State Rep. Shea Roberts (D-Sandy Springs) said Wednesday that she filed legislation in the House that, if passed, would change the rules related to the deannexation of a city to create a new city.
Roberts made the announcement during the Jan. 12 meeting of the joint House and Senate Atlanta Legislative Delegation, which focused solely on legislation that aims to create a new “Buckhead City” from Atlanta.
Currently, if that legislation is approved by the Georgia General Assembly, a referendum would be placed on the 2022 ballot and only Buckhead residents could vote whether to form a new city.
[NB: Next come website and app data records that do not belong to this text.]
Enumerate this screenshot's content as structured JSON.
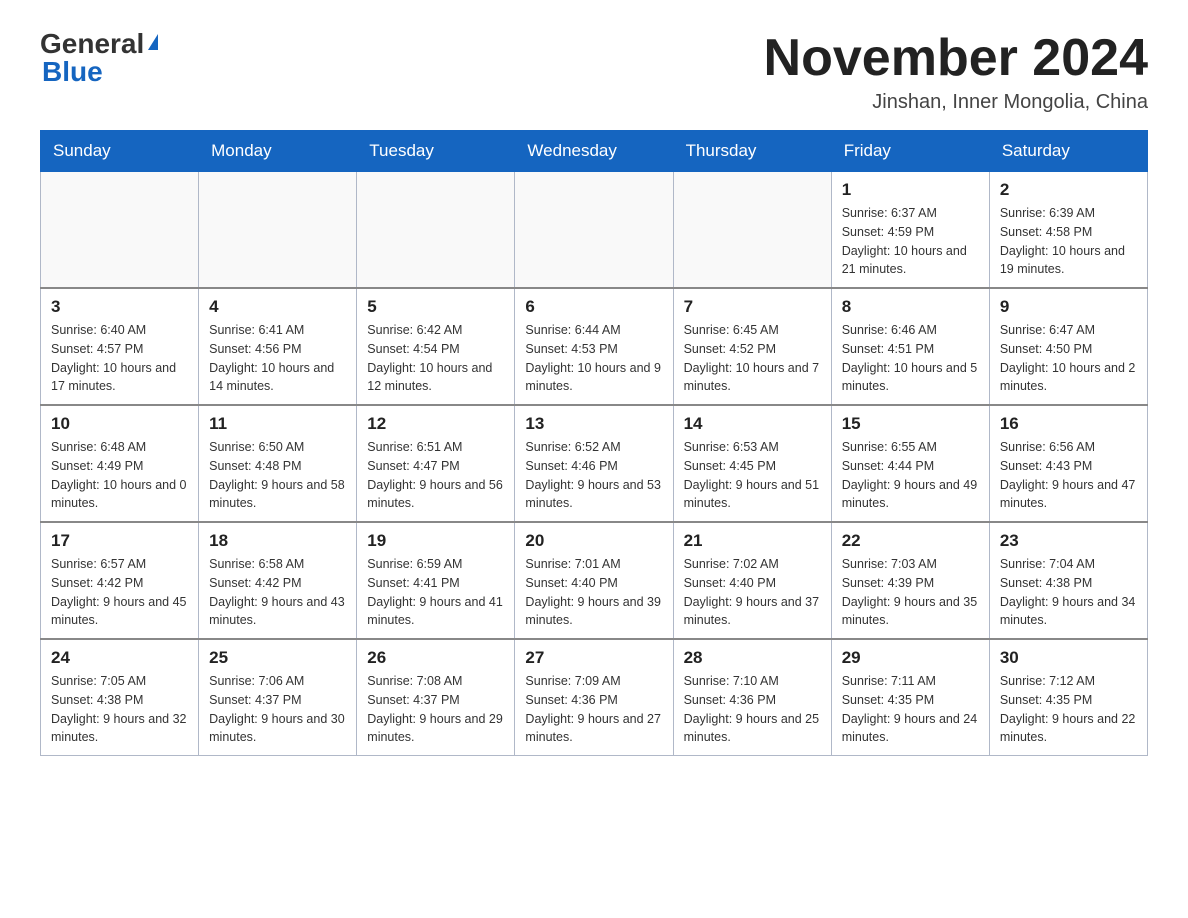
{
  "header": {
    "logo_general": "General",
    "logo_blue": "Blue",
    "title": "November 2024",
    "location": "Jinshan, Inner Mongolia, China"
  },
  "days_of_week": [
    "Sunday",
    "Monday",
    "Tuesday",
    "Wednesday",
    "Thursday",
    "Friday",
    "Saturday"
  ],
  "weeks": [
    [
      {
        "day": "",
        "info": ""
      },
      {
        "day": "",
        "info": ""
      },
      {
        "day": "",
        "info": ""
      },
      {
        "day": "",
        "info": ""
      },
      {
        "day": "",
        "info": ""
      },
      {
        "day": "1",
        "info": "Sunrise: 6:37 AM\nSunset: 4:59 PM\nDaylight: 10 hours and 21 minutes."
      },
      {
        "day": "2",
        "info": "Sunrise: 6:39 AM\nSunset: 4:58 PM\nDaylight: 10 hours and 19 minutes."
      }
    ],
    [
      {
        "day": "3",
        "info": "Sunrise: 6:40 AM\nSunset: 4:57 PM\nDaylight: 10 hours and 17 minutes."
      },
      {
        "day": "4",
        "info": "Sunrise: 6:41 AM\nSunset: 4:56 PM\nDaylight: 10 hours and 14 minutes."
      },
      {
        "day": "5",
        "info": "Sunrise: 6:42 AM\nSunset: 4:54 PM\nDaylight: 10 hours and 12 minutes."
      },
      {
        "day": "6",
        "info": "Sunrise: 6:44 AM\nSunset: 4:53 PM\nDaylight: 10 hours and 9 minutes."
      },
      {
        "day": "7",
        "info": "Sunrise: 6:45 AM\nSunset: 4:52 PM\nDaylight: 10 hours and 7 minutes."
      },
      {
        "day": "8",
        "info": "Sunrise: 6:46 AM\nSunset: 4:51 PM\nDaylight: 10 hours and 5 minutes."
      },
      {
        "day": "9",
        "info": "Sunrise: 6:47 AM\nSunset: 4:50 PM\nDaylight: 10 hours and 2 minutes."
      }
    ],
    [
      {
        "day": "10",
        "info": "Sunrise: 6:48 AM\nSunset: 4:49 PM\nDaylight: 10 hours and 0 minutes."
      },
      {
        "day": "11",
        "info": "Sunrise: 6:50 AM\nSunset: 4:48 PM\nDaylight: 9 hours and 58 minutes."
      },
      {
        "day": "12",
        "info": "Sunrise: 6:51 AM\nSunset: 4:47 PM\nDaylight: 9 hours and 56 minutes."
      },
      {
        "day": "13",
        "info": "Sunrise: 6:52 AM\nSunset: 4:46 PM\nDaylight: 9 hours and 53 minutes."
      },
      {
        "day": "14",
        "info": "Sunrise: 6:53 AM\nSunset: 4:45 PM\nDaylight: 9 hours and 51 minutes."
      },
      {
        "day": "15",
        "info": "Sunrise: 6:55 AM\nSunset: 4:44 PM\nDaylight: 9 hours and 49 minutes."
      },
      {
        "day": "16",
        "info": "Sunrise: 6:56 AM\nSunset: 4:43 PM\nDaylight: 9 hours and 47 minutes."
      }
    ],
    [
      {
        "day": "17",
        "info": "Sunrise: 6:57 AM\nSunset: 4:42 PM\nDaylight: 9 hours and 45 minutes."
      },
      {
        "day": "18",
        "info": "Sunrise: 6:58 AM\nSunset: 4:42 PM\nDaylight: 9 hours and 43 minutes."
      },
      {
        "day": "19",
        "info": "Sunrise: 6:59 AM\nSunset: 4:41 PM\nDaylight: 9 hours and 41 minutes."
      },
      {
        "day": "20",
        "info": "Sunrise: 7:01 AM\nSunset: 4:40 PM\nDaylight: 9 hours and 39 minutes."
      },
      {
        "day": "21",
        "info": "Sunrise: 7:02 AM\nSunset: 4:40 PM\nDaylight: 9 hours and 37 minutes."
      },
      {
        "day": "22",
        "info": "Sunrise: 7:03 AM\nSunset: 4:39 PM\nDaylight: 9 hours and 35 minutes."
      },
      {
        "day": "23",
        "info": "Sunrise: 7:04 AM\nSunset: 4:38 PM\nDaylight: 9 hours and 34 minutes."
      }
    ],
    [
      {
        "day": "24",
        "info": "Sunrise: 7:05 AM\nSunset: 4:38 PM\nDaylight: 9 hours and 32 minutes."
      },
      {
        "day": "25",
        "info": "Sunrise: 7:06 AM\nSunset: 4:37 PM\nDaylight: 9 hours and 30 minutes."
      },
      {
        "day": "26",
        "info": "Sunrise: 7:08 AM\nSunset: 4:37 PM\nDaylight: 9 hours and 29 minutes."
      },
      {
        "day": "27",
        "info": "Sunrise: 7:09 AM\nSunset: 4:36 PM\nDaylight: 9 hours and 27 minutes."
      },
      {
        "day": "28",
        "info": "Sunrise: 7:10 AM\nSunset: 4:36 PM\nDaylight: 9 hours and 25 minutes."
      },
      {
        "day": "29",
        "info": "Sunrise: 7:11 AM\nSunset: 4:35 PM\nDaylight: 9 hours and 24 minutes."
      },
      {
        "day": "30",
        "info": "Sunrise: 7:12 AM\nSunset: 4:35 PM\nDaylight: 9 hours and 22 minutes."
      }
    ]
  ]
}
But Roberts wants all of Atlanta to weigh in.
In an email after the meeting, Roberts said her legislation would require a 57.5% vote of an entire city in order to deannex a portion and form a new city.
“In this case, all of Atlanta would get to weigh in on Buckhead City,” she said. “Why shouldn’t Morningside, Bankhead, Ansley, Reynoldstown, Midtown, and every other neighborhood in Atlanta have a say in losing 29% of its revenue? This is unprecedented for a reason and such a decision should not be made without hearing from everyone affected.”
Roberts said a first reading of the legislation is set for Friday.
The Wednesday meeting of the Atlanta legislative delegation, hosted by Rep. Betsy Holland (D-Atlanta) and Sen. Nan Orrock (D-Atlanta), featured a slew of speakers against the Buckhead cityhood effort.
That included Atlanta Mayor Andre Dickens and Erica Long, senior policy and governmental affairs advisor for Atlanta Public Schools, who spoke at length about the issues Buckhead City could create for the approximately 5,000 students in Buckhead.
Holland said cityhood leader Bill White, chairman and CEO of the Buckhead Exploratory Committee, was invited to the meeting. He didn’t attend despite being offered other times to accomodate his schedule, she said.